I have found myself a new role – as a volunteer in a charity bookshop, which is about as perfect as things can get. I was browsing there a couple of weeks ago and suddenly realised the lady behind the counter was an old friend I hadn’t seen for many years, and the next thing I knew I was signed up as a volunteer!
Today was my first stint as a helper, and I had a wonderful morning there, learning how to price the books up, how to ‘code’ them, and how to use the till. The last time I used a till I was a Saturday girl in an old-fashioned ironmongers, the till had keys which had to be pressed down (like a typewriter), and we had to add up the customers’ purchases and work out the change. Fortunately, modern technology makes life much easier for those of us with wobbly maths, and the other volunteers and the customers were all so lovely that it didn’t seem like work at all.
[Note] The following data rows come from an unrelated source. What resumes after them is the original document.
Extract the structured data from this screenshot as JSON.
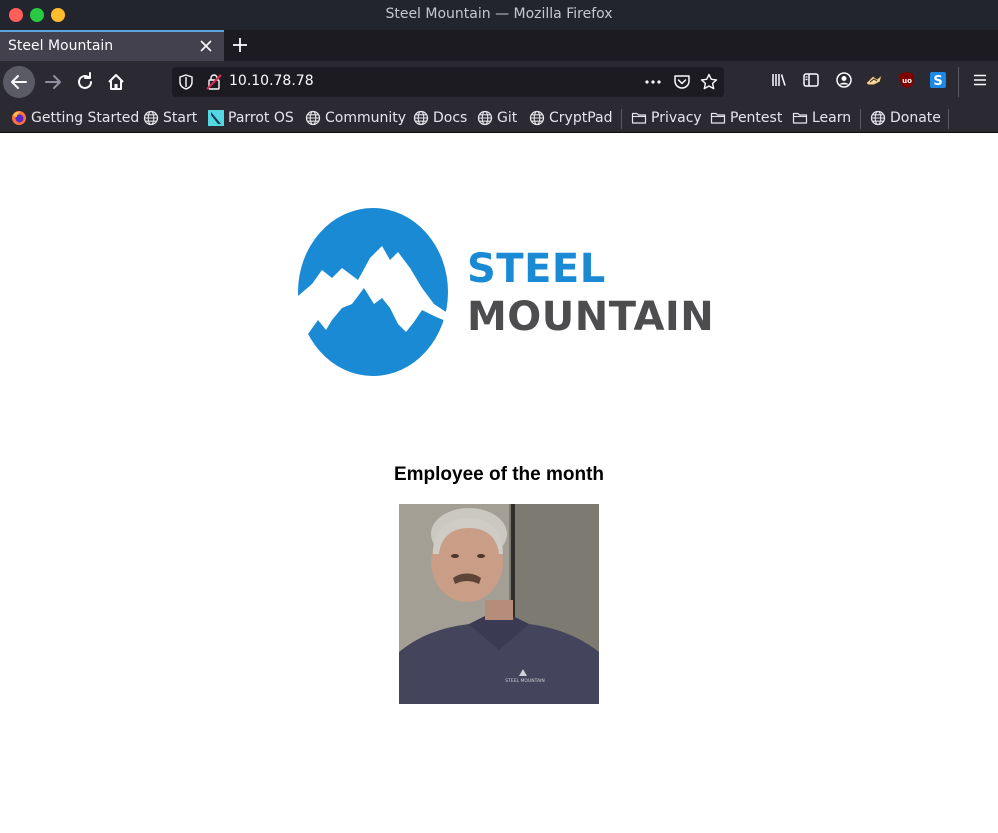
{
  "window": {
    "title": "Steel Mountain — Mozilla Firefox"
  },
  "tabs": [
    {
      "label": "Steel Mountain"
    }
  ],
  "navbar": {
    "url": "10.10.78.78"
  },
  "bookmarks": [
    {
      "label": "Getting Started",
      "icon": "firefox-icon"
    },
    {
      "label": "Start",
      "icon": "globe-icon"
    },
    {
      "label": "Parrot OS",
      "icon": "parrot-icon"
    },
    {
      "label": "Community",
      "icon": "globe-icon"
    },
    {
      "label": "Docs",
      "icon": "globe-icon"
    },
    {
      "label": "Git",
      "icon": "globe-icon"
    },
    {
      "label": "CryptPad",
      "icon": "globe-icon"
    },
    {
      "label": "Privacy",
      "icon": "folder-icon"
    },
    {
      "label": "Pentest",
      "icon": "folder-icon"
    },
    {
      "label": "Learn",
      "icon": "folder-icon"
    },
    {
      "label": "Donate",
      "icon": "globe-icon"
    }
  ],
  "page": {
    "logo_line1": "STEEL",
    "logo_line2": "MOUNTAIN",
    "heading": "Employee of the month",
    "photo_shirt_text": "STEEL MOUNTAIN"
  },
  "colors": {
    "brand_blue": "#1a8ad4",
    "brand_gray": "#4d4d4f",
    "chrome_dark": "#2b2a33",
    "titlebar": "#23252e"
  }
}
I enjoyed myself tremendously, and got very excited when I made my first sale and, as an added bonus, I bought a copy of Vita Sackville-West’s All Passion Spent, which I have always wanted to read.
Anyway, today’s selection for the Advent Bookfest is someone who is not nearly as charming as the people I met today – in fact, he could be considered to be bloomin’ bad-tempered. Raymond Briggs’ Father Christmas, in the book of the same name, is a wonderful creation, grumpy and grouchy, he moans and groans about everything and everyone. He’s got no helpers, and no wife, and he lives in an ordinary, old-fashioned house, with stabling for the reindeer at the back. He’d have us think he hates his job, but it soon becomes apparent that he takes great pride in making sure every present is delivered, on time, to the right person.
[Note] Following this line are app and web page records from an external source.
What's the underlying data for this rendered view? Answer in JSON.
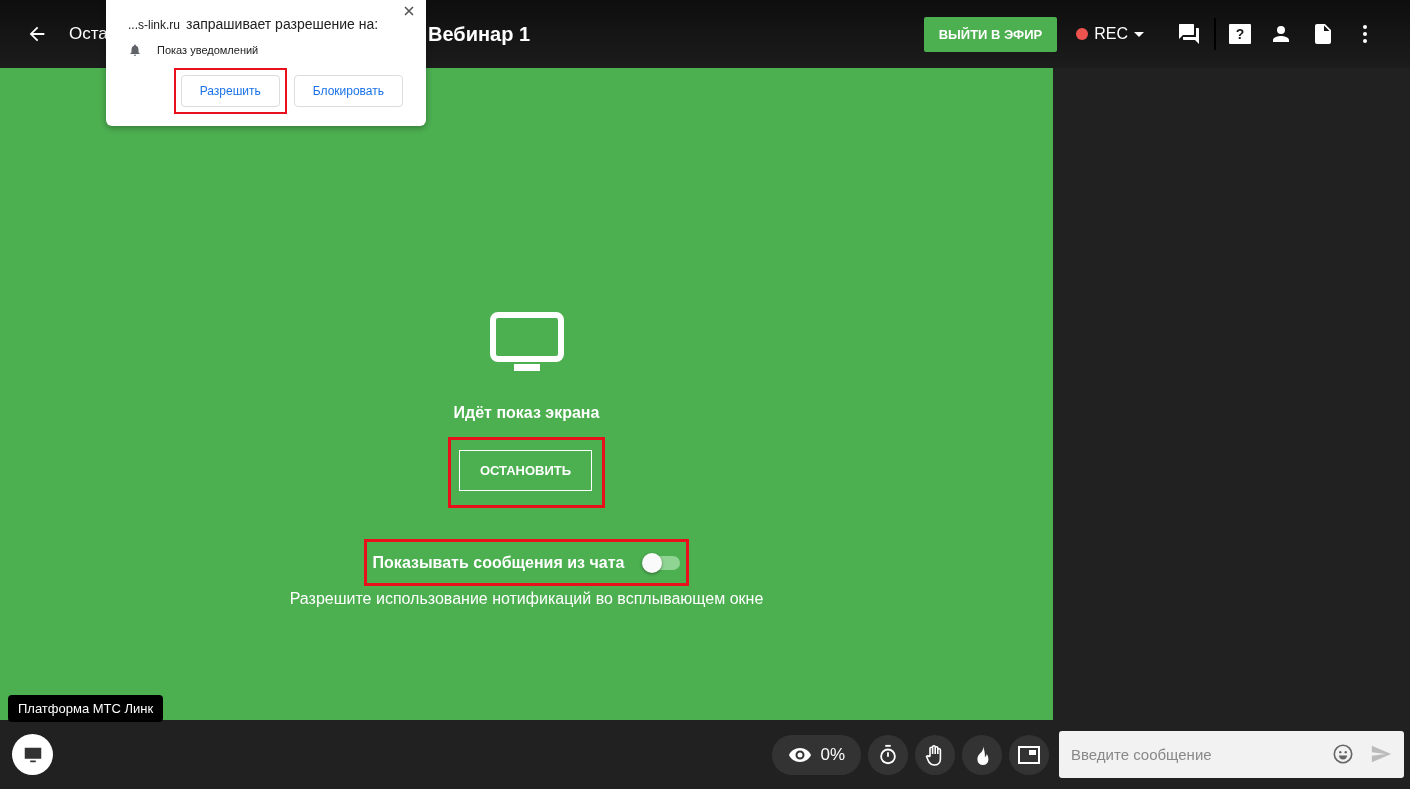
{
  "header": {
    "title_visible_part": "Оста",
    "webinar_title": "Вебинар 1",
    "go_live_button": "ВЫЙТИ В ЭФИР",
    "rec_label": "REC",
    "help_icon_glyph": "?"
  },
  "permission_popup": {
    "site": "...s-link.ru",
    "request": "запрашивает разрешение на:",
    "permission": "Показ уведомлений",
    "buttons": [
      {
        "label": "Разрешить",
        "highlighted": true
      },
      {
        "label": "Блокировать",
        "highlighted": false
      }
    ]
  },
  "screen_share": {
    "status": "Идёт показ экрана",
    "stop_button": {
      "label": "ОСТАНОВИТЬ",
      "highlighted": true
    },
    "chat_toggle": {
      "label": "Показывать сообщения из чата",
      "on": false,
      "highlighted": true
    },
    "hint": "Разрешите использование нотификаций во всплывающем окне"
  },
  "tooltip": "Платформа МТС Линк",
  "bottom_bar": {
    "viewers_percent": "0%"
  },
  "chat_input": {
    "placeholder": "Введите сообщение"
  }
}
Briggs’ illustrations are magical, and it’s sheer genius to ignore the conventional image of Father Christmas as a jolly man, living at the North Pole, with a host of elvish helpers. Instead Briggs makes him a lonely, curmudgeonly old man, leading a relatively normal life – apart from his rather unusual job.